Information provided
++++

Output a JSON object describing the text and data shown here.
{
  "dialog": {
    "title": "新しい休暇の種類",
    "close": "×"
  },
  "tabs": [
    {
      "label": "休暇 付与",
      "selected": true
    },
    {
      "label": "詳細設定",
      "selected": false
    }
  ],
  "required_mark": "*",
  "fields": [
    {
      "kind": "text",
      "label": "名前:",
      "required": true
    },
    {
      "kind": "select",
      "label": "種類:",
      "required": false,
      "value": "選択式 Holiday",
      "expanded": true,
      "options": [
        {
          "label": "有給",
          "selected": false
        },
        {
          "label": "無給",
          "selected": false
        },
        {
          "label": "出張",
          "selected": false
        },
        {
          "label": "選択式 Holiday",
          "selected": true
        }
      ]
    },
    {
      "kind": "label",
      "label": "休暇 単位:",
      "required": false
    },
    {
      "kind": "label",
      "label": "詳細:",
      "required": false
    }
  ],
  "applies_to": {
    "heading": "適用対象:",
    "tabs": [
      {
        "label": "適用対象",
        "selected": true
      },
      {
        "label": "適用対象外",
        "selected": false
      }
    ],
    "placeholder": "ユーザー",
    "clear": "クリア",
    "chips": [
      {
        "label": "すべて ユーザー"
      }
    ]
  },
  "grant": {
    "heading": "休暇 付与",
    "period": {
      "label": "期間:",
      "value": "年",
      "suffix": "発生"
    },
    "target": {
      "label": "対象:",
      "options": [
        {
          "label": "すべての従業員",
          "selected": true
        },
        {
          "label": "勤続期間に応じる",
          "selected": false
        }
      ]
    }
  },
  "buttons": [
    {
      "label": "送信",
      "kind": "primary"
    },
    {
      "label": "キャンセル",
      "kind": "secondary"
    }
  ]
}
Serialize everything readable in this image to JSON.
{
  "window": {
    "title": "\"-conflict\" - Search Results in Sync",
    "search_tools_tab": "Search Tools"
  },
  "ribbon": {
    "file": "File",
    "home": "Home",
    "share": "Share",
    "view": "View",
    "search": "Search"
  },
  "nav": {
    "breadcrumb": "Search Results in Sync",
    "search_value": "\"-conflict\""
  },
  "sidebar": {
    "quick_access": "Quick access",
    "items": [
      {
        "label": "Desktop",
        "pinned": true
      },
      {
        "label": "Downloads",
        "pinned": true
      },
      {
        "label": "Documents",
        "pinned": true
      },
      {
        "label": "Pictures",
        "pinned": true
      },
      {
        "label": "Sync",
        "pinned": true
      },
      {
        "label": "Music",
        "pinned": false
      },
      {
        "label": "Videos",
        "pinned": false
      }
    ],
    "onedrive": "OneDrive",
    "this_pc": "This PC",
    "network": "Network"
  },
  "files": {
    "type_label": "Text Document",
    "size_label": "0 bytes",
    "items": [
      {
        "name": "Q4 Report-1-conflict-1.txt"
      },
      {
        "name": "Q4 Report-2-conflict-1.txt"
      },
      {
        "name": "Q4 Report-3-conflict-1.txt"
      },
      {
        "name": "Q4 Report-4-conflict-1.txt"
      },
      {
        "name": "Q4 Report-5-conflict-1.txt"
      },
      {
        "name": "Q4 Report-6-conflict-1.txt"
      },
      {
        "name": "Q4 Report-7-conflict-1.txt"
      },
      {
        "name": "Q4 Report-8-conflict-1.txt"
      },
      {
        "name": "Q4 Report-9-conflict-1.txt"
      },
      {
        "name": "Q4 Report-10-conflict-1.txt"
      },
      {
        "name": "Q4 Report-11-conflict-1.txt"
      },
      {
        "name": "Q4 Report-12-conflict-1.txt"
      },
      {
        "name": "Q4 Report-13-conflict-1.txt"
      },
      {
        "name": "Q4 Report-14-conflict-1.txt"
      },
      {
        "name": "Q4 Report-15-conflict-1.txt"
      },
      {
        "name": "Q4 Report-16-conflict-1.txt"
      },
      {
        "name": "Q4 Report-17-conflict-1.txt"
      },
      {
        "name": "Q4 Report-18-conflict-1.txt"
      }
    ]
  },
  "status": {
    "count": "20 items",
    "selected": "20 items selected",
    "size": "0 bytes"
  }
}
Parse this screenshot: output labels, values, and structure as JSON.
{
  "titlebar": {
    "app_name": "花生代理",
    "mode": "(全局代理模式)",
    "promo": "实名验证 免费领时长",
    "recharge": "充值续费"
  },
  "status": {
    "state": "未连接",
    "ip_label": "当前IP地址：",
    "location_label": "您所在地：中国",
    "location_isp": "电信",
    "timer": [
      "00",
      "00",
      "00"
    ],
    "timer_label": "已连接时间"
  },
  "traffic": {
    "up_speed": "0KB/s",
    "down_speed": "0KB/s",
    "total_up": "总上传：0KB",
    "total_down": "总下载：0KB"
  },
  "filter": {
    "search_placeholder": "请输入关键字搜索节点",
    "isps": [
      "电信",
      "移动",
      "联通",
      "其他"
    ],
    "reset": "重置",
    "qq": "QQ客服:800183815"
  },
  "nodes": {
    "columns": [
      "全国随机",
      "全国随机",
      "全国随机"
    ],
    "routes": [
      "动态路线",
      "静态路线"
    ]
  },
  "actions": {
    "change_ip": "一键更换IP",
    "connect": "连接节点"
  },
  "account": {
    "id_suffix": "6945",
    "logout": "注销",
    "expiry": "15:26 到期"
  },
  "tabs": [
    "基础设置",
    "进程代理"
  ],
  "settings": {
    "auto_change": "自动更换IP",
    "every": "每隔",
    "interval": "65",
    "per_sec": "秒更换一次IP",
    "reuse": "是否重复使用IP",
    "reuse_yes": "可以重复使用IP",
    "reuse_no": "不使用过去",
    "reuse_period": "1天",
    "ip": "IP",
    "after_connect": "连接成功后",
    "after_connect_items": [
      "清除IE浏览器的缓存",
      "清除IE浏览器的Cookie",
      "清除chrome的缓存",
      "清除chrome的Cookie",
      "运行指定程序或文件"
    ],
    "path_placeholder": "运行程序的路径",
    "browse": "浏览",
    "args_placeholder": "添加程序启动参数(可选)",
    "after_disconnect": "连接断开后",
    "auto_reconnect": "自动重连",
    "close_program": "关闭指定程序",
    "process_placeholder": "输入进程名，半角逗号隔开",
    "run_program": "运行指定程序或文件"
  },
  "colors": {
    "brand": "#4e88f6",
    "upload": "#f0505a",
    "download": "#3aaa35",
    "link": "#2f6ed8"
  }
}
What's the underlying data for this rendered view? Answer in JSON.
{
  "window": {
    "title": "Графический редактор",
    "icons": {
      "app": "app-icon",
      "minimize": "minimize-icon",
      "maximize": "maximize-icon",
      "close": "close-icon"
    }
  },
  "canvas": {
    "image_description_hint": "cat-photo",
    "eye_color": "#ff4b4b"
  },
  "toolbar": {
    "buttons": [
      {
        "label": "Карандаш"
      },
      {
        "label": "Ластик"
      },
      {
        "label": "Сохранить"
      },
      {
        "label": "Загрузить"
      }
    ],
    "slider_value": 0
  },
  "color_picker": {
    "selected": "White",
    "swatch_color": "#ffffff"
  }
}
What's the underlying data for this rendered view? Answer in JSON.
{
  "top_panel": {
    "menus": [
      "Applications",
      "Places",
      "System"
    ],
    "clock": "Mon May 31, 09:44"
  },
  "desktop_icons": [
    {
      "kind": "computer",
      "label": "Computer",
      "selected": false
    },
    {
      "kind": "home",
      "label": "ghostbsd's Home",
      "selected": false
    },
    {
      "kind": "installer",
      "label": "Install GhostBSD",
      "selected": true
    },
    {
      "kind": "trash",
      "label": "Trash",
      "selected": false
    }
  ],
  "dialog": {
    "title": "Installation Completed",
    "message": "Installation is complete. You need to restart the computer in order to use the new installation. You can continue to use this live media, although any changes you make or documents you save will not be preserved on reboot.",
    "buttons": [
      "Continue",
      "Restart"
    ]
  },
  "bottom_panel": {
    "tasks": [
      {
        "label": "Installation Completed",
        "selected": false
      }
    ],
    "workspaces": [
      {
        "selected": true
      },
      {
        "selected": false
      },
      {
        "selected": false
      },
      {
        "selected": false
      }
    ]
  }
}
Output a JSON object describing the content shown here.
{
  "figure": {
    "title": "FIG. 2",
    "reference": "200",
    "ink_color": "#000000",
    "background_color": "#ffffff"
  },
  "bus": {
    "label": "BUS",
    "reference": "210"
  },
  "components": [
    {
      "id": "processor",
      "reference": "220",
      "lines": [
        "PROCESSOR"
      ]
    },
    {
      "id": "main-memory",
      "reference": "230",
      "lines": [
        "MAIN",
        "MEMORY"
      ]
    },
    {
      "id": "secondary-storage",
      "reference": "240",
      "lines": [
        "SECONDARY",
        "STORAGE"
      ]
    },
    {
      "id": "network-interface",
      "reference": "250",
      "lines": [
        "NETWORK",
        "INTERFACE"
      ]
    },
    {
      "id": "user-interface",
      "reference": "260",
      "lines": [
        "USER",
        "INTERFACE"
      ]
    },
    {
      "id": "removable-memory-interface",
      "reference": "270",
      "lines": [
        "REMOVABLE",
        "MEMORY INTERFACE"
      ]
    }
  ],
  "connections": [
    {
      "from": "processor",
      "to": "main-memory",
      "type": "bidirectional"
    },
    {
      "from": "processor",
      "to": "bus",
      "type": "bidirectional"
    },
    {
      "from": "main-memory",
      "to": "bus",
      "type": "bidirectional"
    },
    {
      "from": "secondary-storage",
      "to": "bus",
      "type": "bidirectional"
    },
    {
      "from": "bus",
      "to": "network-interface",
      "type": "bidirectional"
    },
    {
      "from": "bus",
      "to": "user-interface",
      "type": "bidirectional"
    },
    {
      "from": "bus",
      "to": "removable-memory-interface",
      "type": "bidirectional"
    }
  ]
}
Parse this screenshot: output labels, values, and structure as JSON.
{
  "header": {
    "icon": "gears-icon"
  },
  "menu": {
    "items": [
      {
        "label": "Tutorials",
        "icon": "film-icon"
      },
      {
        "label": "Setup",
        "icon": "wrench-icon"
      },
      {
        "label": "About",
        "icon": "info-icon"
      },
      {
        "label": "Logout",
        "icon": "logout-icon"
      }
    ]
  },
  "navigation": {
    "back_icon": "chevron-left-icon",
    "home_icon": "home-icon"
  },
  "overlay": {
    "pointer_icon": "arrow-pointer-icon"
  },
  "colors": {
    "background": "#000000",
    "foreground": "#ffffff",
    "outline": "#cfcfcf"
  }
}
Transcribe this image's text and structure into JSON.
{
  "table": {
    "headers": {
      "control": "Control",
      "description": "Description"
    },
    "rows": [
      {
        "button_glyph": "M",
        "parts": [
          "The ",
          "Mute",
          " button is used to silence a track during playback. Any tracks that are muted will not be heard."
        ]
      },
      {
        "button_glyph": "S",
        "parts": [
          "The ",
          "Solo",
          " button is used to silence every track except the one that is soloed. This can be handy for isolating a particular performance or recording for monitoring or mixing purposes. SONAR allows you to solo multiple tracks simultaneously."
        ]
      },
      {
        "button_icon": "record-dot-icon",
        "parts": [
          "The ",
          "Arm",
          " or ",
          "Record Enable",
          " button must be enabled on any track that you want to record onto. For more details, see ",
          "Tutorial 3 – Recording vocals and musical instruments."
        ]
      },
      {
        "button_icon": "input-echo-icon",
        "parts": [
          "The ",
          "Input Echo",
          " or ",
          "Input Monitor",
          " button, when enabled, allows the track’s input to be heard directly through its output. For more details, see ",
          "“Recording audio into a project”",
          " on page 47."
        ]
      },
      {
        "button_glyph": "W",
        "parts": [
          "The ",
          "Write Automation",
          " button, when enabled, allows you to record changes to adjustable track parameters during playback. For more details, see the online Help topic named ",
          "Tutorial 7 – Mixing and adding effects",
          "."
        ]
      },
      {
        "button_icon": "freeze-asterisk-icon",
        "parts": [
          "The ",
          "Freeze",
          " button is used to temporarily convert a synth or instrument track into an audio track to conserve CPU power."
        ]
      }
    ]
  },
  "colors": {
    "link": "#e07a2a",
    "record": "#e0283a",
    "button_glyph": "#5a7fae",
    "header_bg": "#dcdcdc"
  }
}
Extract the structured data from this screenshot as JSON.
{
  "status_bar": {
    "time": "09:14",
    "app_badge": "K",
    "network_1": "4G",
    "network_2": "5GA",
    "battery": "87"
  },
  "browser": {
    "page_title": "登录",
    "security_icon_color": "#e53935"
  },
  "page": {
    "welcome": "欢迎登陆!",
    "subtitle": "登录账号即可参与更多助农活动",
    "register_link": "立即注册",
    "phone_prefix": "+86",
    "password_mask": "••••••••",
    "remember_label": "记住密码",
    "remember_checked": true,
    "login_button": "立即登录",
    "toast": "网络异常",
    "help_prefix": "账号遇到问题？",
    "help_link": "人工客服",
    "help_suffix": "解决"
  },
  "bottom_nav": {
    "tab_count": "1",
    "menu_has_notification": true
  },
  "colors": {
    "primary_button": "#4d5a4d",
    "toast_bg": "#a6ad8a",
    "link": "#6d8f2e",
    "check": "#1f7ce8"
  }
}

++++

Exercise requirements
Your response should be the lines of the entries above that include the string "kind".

Solution
      "kind": "text",
      "kind": "select",
      "kind": "label",
      "kind": "label",
      "kind": "primary"
      "kind": "secondary"
      "kind": "computer",
      "kind": "home",
      "kind": "installer",
      "kind": "trash",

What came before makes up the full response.